There’s an old joke about a guy who brags that he’s the greatest lumberjack of all time: “Why, I was the lead 'jack in the Sahara Forest.”
His companion: “You mean the Sahara Desert.”
Lumberjack: “Yeah, now . . .”
A proud N.C. House Speaker Thom Tillis may be telling that joke a lot in the near future. You’ll understand when you see the results of the pro-billboard industry law that Tillis helped ram-rod through the General Assembly last year. The specifics of the law, which is set to go into effect this spring, are being hashed out by the state Rules Review Committee. So far, according to ProgressivePulse, the committee has “approved temporary rules to allow clear-cutting of tens of thousands of trees in publicly owned roadsides in order to make billboards more visible.” Well, isn't that just great? Tens of thousands of trees - gone — just so you'll be able to fully appreciate the wonderful messages and images along the highway.

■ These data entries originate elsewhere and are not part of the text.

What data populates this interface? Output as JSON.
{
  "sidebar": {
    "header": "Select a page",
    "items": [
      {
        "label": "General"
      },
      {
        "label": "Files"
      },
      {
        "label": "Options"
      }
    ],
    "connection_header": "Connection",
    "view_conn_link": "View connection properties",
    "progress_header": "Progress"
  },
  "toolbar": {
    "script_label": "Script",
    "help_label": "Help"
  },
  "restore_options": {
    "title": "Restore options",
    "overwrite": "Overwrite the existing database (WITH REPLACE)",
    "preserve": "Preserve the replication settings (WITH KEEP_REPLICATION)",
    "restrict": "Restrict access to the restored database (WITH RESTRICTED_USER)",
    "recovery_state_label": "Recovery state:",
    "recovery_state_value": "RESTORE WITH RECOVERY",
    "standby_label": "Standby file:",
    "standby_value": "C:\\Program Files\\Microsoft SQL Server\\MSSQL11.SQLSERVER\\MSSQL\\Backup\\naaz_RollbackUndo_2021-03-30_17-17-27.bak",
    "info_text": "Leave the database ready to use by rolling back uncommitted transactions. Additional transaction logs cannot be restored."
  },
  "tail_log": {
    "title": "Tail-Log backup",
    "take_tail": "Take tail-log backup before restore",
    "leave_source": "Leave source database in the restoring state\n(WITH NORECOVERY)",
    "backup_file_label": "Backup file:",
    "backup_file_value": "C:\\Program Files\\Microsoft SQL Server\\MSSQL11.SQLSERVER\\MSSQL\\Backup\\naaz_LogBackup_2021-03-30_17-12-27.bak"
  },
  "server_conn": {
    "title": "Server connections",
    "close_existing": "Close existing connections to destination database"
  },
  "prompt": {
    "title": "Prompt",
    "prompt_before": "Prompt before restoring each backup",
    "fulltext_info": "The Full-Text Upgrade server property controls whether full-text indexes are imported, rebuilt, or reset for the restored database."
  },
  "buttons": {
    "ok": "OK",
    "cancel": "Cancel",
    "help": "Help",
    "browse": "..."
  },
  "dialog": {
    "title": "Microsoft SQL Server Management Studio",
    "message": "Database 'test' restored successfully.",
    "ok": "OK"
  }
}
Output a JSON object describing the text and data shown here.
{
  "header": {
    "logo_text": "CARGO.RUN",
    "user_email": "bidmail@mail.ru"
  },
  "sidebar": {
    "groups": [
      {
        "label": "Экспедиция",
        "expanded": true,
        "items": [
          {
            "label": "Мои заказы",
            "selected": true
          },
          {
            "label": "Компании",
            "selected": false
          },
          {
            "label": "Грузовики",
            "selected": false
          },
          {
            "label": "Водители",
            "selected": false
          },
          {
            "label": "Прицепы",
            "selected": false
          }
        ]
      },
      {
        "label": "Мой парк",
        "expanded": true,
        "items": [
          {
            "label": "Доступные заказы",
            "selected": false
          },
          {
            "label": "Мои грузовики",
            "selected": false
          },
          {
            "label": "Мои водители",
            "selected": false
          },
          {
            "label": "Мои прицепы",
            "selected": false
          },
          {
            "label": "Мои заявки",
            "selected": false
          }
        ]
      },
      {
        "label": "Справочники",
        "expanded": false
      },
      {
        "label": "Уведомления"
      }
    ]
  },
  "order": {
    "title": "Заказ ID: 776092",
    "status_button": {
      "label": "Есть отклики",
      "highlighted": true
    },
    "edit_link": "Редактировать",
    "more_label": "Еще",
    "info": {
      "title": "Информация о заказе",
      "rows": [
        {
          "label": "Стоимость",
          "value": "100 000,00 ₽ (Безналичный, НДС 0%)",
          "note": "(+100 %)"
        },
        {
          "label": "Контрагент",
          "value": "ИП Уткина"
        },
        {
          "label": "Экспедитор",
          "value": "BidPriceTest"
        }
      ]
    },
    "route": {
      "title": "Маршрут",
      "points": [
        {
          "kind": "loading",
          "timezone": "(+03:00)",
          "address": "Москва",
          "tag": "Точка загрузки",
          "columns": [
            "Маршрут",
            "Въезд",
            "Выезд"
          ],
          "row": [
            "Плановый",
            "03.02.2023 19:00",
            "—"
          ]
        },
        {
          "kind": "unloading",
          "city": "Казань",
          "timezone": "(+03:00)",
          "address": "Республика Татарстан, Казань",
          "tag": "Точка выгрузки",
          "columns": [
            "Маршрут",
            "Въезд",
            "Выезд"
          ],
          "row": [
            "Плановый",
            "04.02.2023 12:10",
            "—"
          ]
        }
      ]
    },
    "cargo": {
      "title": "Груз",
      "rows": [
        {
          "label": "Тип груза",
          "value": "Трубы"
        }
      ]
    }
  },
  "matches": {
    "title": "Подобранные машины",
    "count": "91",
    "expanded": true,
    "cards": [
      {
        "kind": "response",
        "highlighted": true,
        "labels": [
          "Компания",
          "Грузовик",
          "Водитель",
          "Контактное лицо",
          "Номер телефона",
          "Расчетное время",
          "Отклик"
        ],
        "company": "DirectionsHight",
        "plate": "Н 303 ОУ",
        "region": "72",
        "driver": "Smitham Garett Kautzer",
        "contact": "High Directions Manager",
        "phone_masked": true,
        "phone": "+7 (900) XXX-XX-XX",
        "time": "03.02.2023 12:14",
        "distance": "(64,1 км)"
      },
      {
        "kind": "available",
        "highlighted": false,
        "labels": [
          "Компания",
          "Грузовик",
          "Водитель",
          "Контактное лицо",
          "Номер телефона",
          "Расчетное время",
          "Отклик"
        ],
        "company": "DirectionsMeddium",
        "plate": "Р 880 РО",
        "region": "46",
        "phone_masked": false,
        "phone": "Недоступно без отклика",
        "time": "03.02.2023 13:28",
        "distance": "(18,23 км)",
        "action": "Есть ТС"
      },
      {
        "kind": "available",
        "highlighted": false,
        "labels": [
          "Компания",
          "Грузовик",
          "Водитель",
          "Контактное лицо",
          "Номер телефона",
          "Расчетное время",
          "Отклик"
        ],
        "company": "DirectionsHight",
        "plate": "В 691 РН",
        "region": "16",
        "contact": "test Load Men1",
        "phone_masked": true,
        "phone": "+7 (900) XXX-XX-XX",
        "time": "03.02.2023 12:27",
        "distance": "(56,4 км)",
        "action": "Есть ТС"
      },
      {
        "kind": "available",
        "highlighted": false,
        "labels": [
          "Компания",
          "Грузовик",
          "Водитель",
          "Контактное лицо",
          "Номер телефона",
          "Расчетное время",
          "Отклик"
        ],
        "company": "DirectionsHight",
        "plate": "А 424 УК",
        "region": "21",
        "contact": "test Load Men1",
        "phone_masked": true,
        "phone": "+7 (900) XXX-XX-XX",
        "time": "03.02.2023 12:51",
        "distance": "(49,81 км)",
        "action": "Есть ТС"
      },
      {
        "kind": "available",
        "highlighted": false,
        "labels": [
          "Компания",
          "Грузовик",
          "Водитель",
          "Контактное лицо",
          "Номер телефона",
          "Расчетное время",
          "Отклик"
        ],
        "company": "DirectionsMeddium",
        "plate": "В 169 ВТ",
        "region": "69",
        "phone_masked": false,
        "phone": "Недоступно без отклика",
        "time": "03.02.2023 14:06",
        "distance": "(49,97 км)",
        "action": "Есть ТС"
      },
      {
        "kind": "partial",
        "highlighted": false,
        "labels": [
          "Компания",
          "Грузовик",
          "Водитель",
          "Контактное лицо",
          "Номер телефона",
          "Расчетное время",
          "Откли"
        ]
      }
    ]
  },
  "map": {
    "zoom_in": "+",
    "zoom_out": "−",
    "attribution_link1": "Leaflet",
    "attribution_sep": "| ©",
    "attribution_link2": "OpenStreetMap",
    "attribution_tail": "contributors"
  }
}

N.C. Sierra Club’s Molly Diggins said the new law, if enacted according to the rules committee’s standards, will be a disaster for western parts of the state, where old-growth forests flank many of the interstate highways. At the very least, the travel and tourism industry should be raising hell about the rules. Plus, whatever happened to the federal Highway Beautification law passed nearly 50 years ago, that was supposed to curtail the spread of roadside billboards — which, ad industry claims notwithstanding, any state would be better off without?
Here are photos the Sierra Club fished out of the state transportation department through a public records request, revealing what the new rules would mean on a stretch of highway in Hendersonville.